**Your objective**
Your task is to retype every entry exactly, omitting nothing.
(Data excerpts begins)
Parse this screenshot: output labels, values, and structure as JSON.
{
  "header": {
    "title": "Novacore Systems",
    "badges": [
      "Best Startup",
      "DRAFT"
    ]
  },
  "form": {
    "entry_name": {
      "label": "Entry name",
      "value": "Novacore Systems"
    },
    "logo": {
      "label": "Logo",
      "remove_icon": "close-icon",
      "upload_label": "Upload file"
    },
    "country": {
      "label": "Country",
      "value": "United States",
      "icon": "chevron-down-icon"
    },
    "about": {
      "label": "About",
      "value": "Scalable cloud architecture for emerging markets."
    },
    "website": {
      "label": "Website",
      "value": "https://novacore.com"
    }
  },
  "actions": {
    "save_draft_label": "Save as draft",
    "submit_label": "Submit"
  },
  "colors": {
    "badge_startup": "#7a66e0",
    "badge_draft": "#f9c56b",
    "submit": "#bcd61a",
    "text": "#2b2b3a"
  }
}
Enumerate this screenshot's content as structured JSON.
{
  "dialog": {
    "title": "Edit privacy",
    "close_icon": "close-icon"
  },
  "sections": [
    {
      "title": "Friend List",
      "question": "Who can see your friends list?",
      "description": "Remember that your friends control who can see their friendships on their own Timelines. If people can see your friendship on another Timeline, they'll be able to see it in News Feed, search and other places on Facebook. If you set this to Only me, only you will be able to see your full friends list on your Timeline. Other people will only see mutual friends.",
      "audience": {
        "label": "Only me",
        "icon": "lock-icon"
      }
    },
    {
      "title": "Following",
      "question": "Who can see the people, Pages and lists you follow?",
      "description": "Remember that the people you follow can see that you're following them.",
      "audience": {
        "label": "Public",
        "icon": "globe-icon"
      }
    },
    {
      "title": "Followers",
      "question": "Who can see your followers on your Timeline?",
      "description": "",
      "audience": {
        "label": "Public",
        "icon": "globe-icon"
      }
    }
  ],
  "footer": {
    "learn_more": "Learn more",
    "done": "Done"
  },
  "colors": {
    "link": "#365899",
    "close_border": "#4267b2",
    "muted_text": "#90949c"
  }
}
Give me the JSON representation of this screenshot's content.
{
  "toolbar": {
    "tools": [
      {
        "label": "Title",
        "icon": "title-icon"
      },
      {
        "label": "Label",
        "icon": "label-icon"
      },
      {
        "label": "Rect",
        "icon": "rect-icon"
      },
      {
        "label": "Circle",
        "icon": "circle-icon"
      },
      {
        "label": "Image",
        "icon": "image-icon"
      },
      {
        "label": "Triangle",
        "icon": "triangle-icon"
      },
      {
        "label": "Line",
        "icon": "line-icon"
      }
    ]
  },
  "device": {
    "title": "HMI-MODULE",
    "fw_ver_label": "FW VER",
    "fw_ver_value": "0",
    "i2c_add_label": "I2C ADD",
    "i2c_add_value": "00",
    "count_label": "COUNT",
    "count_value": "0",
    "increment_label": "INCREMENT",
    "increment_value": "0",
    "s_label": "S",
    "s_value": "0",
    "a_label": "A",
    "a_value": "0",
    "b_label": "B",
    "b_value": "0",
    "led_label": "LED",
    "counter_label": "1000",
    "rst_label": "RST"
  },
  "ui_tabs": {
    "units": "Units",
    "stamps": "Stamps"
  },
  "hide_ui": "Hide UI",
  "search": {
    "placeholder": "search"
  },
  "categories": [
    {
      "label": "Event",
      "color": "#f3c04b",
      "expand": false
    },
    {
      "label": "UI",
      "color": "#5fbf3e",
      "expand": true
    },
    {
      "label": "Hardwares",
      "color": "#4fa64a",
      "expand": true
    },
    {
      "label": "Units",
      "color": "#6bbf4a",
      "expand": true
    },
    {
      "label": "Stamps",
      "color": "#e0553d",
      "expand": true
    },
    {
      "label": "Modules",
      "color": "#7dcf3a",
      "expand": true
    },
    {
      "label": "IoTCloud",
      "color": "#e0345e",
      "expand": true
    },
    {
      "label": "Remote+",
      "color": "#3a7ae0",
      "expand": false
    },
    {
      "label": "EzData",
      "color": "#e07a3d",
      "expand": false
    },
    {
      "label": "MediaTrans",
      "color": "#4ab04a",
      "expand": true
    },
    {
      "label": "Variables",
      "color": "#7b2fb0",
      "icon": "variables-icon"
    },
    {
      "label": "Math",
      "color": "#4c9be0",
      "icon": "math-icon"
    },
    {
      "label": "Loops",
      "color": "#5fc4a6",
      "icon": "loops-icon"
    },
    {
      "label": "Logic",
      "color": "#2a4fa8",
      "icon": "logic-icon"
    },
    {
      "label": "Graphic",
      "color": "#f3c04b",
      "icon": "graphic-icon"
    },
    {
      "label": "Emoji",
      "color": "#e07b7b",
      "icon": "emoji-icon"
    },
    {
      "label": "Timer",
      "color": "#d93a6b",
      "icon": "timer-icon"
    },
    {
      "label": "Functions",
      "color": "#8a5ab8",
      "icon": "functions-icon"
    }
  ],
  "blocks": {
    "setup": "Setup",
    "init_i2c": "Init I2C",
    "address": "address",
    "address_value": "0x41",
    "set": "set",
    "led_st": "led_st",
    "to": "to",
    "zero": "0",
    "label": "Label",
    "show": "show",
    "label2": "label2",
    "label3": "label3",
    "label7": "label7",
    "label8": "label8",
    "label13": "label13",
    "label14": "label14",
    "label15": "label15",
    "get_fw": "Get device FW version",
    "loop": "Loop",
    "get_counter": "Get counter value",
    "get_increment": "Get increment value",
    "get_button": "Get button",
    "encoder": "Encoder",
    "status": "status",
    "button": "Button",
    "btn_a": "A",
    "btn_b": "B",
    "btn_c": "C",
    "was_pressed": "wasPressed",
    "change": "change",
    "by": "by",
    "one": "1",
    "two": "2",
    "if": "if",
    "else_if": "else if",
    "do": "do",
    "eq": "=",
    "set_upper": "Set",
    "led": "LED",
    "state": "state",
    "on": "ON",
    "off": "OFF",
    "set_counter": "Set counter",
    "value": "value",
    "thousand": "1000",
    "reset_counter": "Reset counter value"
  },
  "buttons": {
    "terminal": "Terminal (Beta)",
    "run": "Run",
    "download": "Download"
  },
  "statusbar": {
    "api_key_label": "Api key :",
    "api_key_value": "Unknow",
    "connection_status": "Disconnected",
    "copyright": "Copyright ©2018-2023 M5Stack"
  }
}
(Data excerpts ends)
**Answer section**
Parse this screenshot: output labels, values, and structure as JSON.
{
  "header": {
    "title": "Novacore Systems",
    "badges": [
      "Best Startup",
      "DRAFT"
    ]
  },
  "form": {
    "entry_name": {
      "label": "Entry name",
      "value": "Novacore Systems"
    },
    "logo": {
      "label": "Logo",
      "remove_icon": "close-icon",
      "upload_label": "Upload file"
    },
    "country": {
      "label": "Country",
      "value": "United States",
      "icon": "chevron-down-icon"
    },
    "about": {
      "label": "About",
      "value": "Scalable cloud architecture for emerging markets."
    },
    "website": {
      "label": "Website",
      "value": "https://novacore.com"
    }
  },
  "actions": {
    "save_draft_label": "Save as draft",
    "submit_label": "Submit"
  },
  "colors": {
    "badge_startup": "#7a66e0",
    "badge_draft": "#f9c56b",
    "submit": "#bcd61a",
    "text": "#2b2b3a"
  }
}
Enumerate this screenshot's content as structured JSON.
{
  "dialog": {
    "title": "Edit privacy",
    "close_icon": "close-icon"
  },
  "sections": [
    {
      "title": "Friend List",
      "question": "Who can see your friends list?",
      "description": "Remember that your friends control who can see their friendships on their own Timelines. If people can see your friendship on another Timeline, they'll be able to see it in News Feed, search and other places on Facebook. If you set this to Only me, only you will be able to see your full friends list on your Timeline. Other people will only see mutual friends.",
      "audience": {
        "label": "Only me",
        "icon": "lock-icon"
      }
    },
    {
      "title": "Following",
      "question": "Who can see the people, Pages and lists you follow?",
      "description": "Remember that the people you follow can see that you're following them.",
      "audience": {
        "label": "Public",
        "icon": "globe-icon"
      }
    },
    {
      "title": "Followers",
      "question": "Who can see your followers on your Timeline?",
      "description": "",
      "audience": {
        "label": "Public",
        "icon": "globe-icon"
      }
    }
  ],
  "footer": {
    "learn_more": "Learn more",
    "done": "Done"
  },
  "colors": {
    "link": "#365899",
    "close_border": "#4267b2",
    "muted_text": "#90949c"
  }
}
Give me the JSON representation of this screenshot's content.
{
  "toolbar": {
    "tools": [
      {
        "label": "Title",
        "icon": "title-icon"
      },
      {
        "label": "Label",
        "icon": "label-icon"
      },
      {
        "label": "Rect",
        "icon": "rect-icon"
      },
      {
        "label": "Circle",
        "icon": "circle-icon"
      },
      {
        "label": "Image",
        "icon": "image-icon"
      },
      {
        "label": "Triangle",
        "icon": "triangle-icon"
      },
      {
        "label": "Line",
        "icon": "line-icon"
      }
    ]
  },
  "device": {
    "title": "HMI-MODULE",
    "fw_ver_label": "FW VER",
    "fw_ver_value": "0",
    "i2c_add_label": "I2C ADD",
    "i2c_add_value": "00",
    "count_label": "COUNT",
    "count_value": "0",
    "increment_label": "INCREMENT",
    "increment_value": "0",
    "s_label": "S",
    "s_value": "0",
    "a_label": "A",
    "a_value": "0",
    "b_label": "B",
    "b_value": "0",
    "led_label": "LED",
    "counter_label": "1000",
    "rst_label": "RST"
  },
  "ui_tabs": {
    "units": "Units",
    "stamps": "Stamps"
  },
  "hide_ui": "Hide UI",
  "search": {
    "placeholder": "search"
  },
  "categories": [
    {
      "label": "Event",
      "color": "#f3c04b",
      "expand": false
    },
    {
      "label": "UI",
      "color": "#5fbf3e",
      "expand": true
    },
    {
      "label": "Hardwares",
      "color": "#4fa64a",
      "expand": true
    },
    {
      "label": "Units",
      "color": "#6bbf4a",
      "expand": true
    },
    {
      "label": "Stamps",
      "color": "#e0553d",
      "expand": true
    },
    {
      "label": "Modules",
      "color": "#7dcf3a",
      "expand": true
    },
    {
      "label": "IoTCloud",
      "color": "#e0345e",
      "expand": true
    },
    {
      "label": "Remote+",
      "color": "#3a7ae0",
      "expand": false
    },
    {
      "label": "EzData",
      "color": "#e07a3d",
      "expand": false
    },
    {
      "label": "MediaTrans",
      "color": "#4ab04a",
      "expand": true
    },
    {
      "label": "Variables",
      "color": "#7b2fb0",
      "icon": "variables-icon"
    },
    {
      "label": "Math",
      "color": "#4c9be0",
      "icon": "math-icon"
    },
    {
      "label": "Loops",
      "color": "#5fc4a6",
      "icon": "loops-icon"
    },
    {
      "label": "Logic",
      "color": "#2a4fa8",
      "icon": "logic-icon"
    },
    {
      "label": "Graphic",
      "color": "#f3c04b",
      "icon": "graphic-icon"
    },
    {
      "label": "Emoji",
      "color": "#e07b7b",
      "icon": "emoji-icon"
    },
    {
      "label": "Timer",
      "color": "#d93a6b",
      "icon": "timer-icon"
    },
    {
      "label": "Functions",
      "color": "#8a5ab8",
      "icon": "functions-icon"
    }
  ],
  "blocks": {
    "setup": "Setup",
    "init_i2c": "Init I2C",
    "address": "address",
    "address_value": "0x41",
    "set": "set",
    "led_st": "led_st",
    "to": "to",
    "zero": "0",
    "label": "Label",
    "show": "show",
    "label2": "label2",
    "label3": "label3",
    "label7": "label7",
    "label8": "label8",
    "label13": "label13",
    "label14": "label14",
    "label15": "label15",
    "get_fw": "Get device FW version",
    "loop": "Loop",
    "get_counter": "Get counter value",
    "get_increment": "Get increment value",
    "get_button": "Get button",
    "encoder": "Encoder",
    "status": "status",
    "button": "Button",
    "btn_a": "A",
    "btn_b": "B",
    "btn_c": "C",
    "was_pressed": "wasPressed",
    "change": "change",
    "by": "by",
    "one": "1",
    "two": "2",
    "if": "if",
    "else_if": "else if",
    "do": "do",
    "eq": "=",
    "set_upper": "Set",
    "led": "LED",
    "state": "state",
    "on": "ON",
    "off": "OFF",
    "set_counter": "Set counter",
    "value": "value",
    "thousand": "1000",
    "reset_counter": "Reset counter value"
  },
  "buttons": {
    "terminal": "Terminal (Beta)",
    "run": "Run",
    "download": "Download"
  },
  "statusbar": {
    "api_key_label": "Api key :",
    "api_key_value": "Unknow",
    "connection_status": "Disconnected",
    "copyright": "Copyright ©2018-2023 M5Stack"
  }
}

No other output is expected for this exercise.